→ Work task:
What lines in the records below contain the string "screenshot"? Copy every one.

→ Provided entries:

****************

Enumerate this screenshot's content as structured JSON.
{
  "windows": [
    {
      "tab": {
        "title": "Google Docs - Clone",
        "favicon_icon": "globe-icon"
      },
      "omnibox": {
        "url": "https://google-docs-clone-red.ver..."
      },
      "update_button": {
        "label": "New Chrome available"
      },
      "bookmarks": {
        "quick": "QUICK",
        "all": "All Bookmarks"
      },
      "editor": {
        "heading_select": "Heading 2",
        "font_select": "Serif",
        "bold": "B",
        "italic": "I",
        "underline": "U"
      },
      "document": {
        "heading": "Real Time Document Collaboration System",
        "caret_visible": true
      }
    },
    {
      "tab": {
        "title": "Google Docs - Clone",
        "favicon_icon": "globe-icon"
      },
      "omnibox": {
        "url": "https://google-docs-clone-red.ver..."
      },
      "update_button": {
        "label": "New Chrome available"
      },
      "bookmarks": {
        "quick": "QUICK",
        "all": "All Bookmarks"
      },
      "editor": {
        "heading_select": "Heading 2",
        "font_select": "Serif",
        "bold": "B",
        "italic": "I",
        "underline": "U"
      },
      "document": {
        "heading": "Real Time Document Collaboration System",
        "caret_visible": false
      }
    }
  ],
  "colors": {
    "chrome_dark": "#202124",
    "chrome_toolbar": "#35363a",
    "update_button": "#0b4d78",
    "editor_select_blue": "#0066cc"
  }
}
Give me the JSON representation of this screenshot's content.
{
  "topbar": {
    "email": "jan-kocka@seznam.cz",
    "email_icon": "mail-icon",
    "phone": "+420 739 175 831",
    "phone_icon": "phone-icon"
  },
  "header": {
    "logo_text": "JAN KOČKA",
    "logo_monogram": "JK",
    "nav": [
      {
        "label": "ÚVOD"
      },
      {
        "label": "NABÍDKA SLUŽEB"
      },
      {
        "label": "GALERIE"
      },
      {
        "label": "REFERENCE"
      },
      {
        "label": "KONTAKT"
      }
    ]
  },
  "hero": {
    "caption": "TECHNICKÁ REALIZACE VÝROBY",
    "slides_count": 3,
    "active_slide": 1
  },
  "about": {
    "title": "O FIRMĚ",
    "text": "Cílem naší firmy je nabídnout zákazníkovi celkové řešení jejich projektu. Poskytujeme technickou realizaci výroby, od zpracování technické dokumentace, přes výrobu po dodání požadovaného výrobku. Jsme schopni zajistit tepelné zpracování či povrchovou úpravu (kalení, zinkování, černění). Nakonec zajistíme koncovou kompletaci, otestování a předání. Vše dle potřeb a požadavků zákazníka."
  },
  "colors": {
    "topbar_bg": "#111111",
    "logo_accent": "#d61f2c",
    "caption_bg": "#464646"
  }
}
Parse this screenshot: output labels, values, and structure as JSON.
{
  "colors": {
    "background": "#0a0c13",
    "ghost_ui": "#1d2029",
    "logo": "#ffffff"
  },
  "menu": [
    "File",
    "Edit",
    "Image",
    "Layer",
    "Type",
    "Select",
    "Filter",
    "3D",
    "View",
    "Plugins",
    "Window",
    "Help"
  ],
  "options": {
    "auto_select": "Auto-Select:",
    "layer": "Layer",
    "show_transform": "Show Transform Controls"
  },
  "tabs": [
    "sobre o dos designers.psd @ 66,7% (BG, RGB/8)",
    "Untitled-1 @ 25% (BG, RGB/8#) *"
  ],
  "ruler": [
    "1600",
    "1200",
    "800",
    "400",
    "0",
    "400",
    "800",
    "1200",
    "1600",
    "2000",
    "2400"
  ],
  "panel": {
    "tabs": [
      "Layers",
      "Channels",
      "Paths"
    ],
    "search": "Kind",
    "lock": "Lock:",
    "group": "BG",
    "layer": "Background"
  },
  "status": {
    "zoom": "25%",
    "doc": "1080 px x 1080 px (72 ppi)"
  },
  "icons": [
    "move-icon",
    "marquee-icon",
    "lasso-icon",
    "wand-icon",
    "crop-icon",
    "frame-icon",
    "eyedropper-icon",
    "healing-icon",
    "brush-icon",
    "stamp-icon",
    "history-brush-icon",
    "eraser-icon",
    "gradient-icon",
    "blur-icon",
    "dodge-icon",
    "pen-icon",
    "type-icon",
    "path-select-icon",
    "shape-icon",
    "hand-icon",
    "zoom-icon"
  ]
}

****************

→ Answer to this problem:
Enumerate this screenshot's content as structured JSON.
Give me the JSON representation of this screenshot's content.
Parse this screenshot: output labels, values, and structure as JSON.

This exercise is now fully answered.